As the 2016 external audit process was being completed in the early Spring of 2017, and we were reviewing risks for 2017, the external auditors reminded us of GDPR and we resolved to “do something about it”.
We determined quickly that our lean executive team at Head Office did not have detailed knowledge to address the matter so we asked two independent parties. We formed the view that completion of data protection reviews requires almost exclusively the input of senior experienced professionals who have the relevant business knowledge and experience to complete such an assessment.
By mid-2017, both proposals had been received and we could review and debate the alternative approaches being proposed. In July we decided which approach felt right to us.
8.2 General Approach
The advisory firm (who know our Head Office team as well as the Hotel based management teams at the hotels) were appointed and are half way through a multi stage review.
8.3 Stage 1: Data Requests and Pre-Audit Checklist
This initial phase mapped information processing in the organisation and informed each of the following:
The advisers then requested each hotel and Head Office to complete a pre-audit questionnaire which addressed the data protection principles in Article 5 of the Regulation, recording where the requirements are applicable and, where they are, how they have been met.

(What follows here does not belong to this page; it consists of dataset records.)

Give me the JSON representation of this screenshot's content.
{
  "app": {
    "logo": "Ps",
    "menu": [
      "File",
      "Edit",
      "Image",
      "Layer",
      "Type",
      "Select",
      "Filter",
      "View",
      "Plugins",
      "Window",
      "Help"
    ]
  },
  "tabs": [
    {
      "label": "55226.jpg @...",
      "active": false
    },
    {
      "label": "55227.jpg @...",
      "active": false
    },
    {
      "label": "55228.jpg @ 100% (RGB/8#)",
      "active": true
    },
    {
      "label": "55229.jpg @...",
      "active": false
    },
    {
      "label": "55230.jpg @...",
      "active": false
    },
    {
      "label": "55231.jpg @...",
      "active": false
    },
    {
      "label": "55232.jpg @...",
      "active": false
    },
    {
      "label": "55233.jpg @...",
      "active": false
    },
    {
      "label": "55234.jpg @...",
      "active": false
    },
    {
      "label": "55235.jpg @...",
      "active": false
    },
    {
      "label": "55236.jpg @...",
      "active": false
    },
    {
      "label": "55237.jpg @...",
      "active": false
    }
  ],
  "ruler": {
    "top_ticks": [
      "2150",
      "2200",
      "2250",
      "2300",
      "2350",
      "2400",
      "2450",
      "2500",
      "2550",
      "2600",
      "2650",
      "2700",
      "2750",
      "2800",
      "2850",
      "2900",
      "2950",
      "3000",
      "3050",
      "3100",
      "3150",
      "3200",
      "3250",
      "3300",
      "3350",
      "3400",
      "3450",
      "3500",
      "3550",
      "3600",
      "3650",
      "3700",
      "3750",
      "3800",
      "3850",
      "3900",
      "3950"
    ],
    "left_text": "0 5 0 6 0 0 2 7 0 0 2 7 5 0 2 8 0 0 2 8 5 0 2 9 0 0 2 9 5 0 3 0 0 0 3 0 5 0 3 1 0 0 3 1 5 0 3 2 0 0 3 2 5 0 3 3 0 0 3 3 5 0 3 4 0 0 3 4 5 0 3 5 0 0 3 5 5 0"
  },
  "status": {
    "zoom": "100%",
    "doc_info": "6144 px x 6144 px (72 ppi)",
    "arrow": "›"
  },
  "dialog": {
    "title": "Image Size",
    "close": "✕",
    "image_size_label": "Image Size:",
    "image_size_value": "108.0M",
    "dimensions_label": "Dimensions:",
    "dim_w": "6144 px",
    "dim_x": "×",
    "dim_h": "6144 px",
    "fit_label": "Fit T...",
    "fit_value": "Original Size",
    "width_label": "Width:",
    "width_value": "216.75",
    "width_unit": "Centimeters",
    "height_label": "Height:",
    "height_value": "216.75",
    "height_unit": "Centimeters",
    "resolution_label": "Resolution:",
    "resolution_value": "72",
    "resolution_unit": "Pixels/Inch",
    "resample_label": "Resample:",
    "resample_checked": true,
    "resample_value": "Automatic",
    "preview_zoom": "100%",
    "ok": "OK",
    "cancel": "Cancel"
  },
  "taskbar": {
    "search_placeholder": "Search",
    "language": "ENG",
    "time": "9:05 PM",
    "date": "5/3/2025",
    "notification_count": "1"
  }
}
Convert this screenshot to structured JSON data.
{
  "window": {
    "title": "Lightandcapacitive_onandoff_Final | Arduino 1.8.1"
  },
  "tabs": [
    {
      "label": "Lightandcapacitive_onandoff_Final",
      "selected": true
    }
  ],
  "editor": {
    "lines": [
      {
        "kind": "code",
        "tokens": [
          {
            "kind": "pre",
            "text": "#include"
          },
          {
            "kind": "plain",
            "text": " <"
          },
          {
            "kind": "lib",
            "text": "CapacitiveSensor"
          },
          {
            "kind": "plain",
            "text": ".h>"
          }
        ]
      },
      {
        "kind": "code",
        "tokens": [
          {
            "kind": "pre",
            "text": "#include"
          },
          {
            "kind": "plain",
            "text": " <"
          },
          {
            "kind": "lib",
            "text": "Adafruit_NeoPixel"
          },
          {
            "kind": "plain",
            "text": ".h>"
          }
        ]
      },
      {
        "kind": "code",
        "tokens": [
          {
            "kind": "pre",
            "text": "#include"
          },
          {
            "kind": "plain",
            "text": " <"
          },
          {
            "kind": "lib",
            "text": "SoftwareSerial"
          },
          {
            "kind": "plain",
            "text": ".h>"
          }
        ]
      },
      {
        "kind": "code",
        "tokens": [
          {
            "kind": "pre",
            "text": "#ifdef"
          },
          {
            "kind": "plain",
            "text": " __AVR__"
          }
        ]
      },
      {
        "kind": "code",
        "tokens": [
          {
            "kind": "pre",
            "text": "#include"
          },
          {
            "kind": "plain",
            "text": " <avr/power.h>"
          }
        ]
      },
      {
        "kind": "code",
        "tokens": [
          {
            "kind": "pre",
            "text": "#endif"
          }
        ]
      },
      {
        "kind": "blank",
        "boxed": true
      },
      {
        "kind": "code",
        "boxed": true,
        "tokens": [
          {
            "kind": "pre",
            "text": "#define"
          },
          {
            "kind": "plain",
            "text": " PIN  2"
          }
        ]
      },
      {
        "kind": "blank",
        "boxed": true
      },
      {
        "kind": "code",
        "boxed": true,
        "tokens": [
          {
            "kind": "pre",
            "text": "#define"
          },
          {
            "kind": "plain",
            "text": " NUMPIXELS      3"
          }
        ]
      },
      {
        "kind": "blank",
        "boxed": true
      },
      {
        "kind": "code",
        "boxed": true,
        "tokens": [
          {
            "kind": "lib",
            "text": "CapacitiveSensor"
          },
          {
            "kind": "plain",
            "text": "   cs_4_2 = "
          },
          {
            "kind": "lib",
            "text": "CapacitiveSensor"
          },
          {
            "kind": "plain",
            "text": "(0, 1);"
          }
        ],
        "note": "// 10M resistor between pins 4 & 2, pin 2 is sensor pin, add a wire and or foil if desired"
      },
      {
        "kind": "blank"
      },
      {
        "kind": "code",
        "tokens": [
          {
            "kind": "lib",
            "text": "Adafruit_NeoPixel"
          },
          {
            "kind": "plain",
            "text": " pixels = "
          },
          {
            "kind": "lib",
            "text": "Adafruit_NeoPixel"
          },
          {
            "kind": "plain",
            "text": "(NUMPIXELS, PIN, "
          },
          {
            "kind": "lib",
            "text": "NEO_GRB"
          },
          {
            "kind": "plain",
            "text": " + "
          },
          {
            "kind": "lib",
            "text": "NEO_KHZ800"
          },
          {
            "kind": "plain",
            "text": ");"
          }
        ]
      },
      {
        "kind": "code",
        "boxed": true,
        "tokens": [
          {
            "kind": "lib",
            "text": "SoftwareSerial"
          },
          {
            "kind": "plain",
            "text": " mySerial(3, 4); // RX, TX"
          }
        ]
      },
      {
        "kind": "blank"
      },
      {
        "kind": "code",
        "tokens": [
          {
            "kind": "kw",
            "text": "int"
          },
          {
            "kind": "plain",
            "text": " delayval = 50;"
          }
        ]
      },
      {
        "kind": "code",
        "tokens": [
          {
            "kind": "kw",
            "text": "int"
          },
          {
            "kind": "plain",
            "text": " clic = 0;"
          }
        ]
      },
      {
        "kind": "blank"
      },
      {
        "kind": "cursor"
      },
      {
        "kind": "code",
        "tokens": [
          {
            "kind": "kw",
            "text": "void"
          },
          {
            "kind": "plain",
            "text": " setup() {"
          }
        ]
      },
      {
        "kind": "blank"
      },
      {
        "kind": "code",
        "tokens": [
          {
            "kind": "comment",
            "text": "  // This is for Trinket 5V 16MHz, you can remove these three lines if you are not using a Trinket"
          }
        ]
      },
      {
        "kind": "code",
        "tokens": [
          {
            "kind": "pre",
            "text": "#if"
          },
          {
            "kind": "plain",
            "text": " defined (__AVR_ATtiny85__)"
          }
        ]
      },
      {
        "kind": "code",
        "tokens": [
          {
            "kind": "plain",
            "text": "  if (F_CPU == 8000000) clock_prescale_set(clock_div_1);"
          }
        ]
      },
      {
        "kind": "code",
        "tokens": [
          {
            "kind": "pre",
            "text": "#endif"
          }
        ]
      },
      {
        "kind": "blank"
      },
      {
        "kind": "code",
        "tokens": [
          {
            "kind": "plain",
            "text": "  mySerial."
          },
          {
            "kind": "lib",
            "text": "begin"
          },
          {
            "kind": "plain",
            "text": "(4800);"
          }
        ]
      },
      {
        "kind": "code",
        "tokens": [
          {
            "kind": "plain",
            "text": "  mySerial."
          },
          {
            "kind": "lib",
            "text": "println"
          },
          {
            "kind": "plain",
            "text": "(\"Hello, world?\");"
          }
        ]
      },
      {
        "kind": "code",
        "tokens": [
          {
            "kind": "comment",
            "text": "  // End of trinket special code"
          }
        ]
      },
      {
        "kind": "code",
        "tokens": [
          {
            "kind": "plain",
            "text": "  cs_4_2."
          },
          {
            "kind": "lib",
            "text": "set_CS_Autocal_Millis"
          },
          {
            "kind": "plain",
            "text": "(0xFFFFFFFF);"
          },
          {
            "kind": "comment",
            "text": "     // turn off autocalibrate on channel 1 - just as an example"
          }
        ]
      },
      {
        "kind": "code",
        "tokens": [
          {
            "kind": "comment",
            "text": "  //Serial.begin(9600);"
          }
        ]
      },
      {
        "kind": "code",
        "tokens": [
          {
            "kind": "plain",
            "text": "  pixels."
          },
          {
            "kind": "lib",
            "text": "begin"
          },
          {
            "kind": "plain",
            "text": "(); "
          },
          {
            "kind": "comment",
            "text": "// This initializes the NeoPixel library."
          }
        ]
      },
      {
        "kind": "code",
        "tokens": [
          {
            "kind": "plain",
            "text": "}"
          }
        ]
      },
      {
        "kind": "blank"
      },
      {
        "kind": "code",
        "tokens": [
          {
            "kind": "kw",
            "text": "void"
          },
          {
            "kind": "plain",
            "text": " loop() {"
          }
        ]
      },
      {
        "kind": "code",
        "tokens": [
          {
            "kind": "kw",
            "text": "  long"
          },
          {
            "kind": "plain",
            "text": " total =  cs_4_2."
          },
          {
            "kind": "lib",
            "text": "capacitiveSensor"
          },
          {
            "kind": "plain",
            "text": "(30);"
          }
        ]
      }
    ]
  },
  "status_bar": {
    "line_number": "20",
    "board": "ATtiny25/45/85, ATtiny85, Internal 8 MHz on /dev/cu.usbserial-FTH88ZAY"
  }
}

The questionnaire sought to identify potential weaknesses in the current procedures.
This questionnaire was aimed at those with responsibility for data protection and formed part of the initial health-check of current procedures. It assisted in understanding the full range of data protection issues that are faced when personal data is processed. The advisors requested all policy and procedure documents relating to personal data for review.
8.4 Stage 2: Review Data Environment through Information Provided
The advisory firm reviewed what personal data is collected based on the mapping of information and through information provided by the hotels and Head Office. They reviewed the completed pre-audit questionnaire and identified any weaknesses in compliance. They also reviewed existing data governance through review of:
They discussed specific areas of risk or concerns that may arise, such as:
The advisors assessed each hotel’s (as well as Head Office’s) GDPR readiness and developed preliminary recommendations – all of which will be reviewed by the Audit Committee later this month (September).
8.5 Stage 3: On-site Fieldwork
Following the completion of Stages 1 & 2, the advisers will perform a one day on-site data audit at each hotel.
The on-site testing of processes and systems will include:
8.6 Stage 4: Reporting and Finalisation
The final reports will be issued for management response within 10 working days of the on-site fieldwork and will be reviewed with the Audit Committee prior to the November 2017 Board Meeting
Report Summaries will comprise of the following:
The report will address the following matters
We hope to have about six months after this exercise to implement the findings and thus ensure the hotels and the business are compliant with GDPR by May 2018.
I hope that this description of our journey will be helpful to you to benchmark your own progress.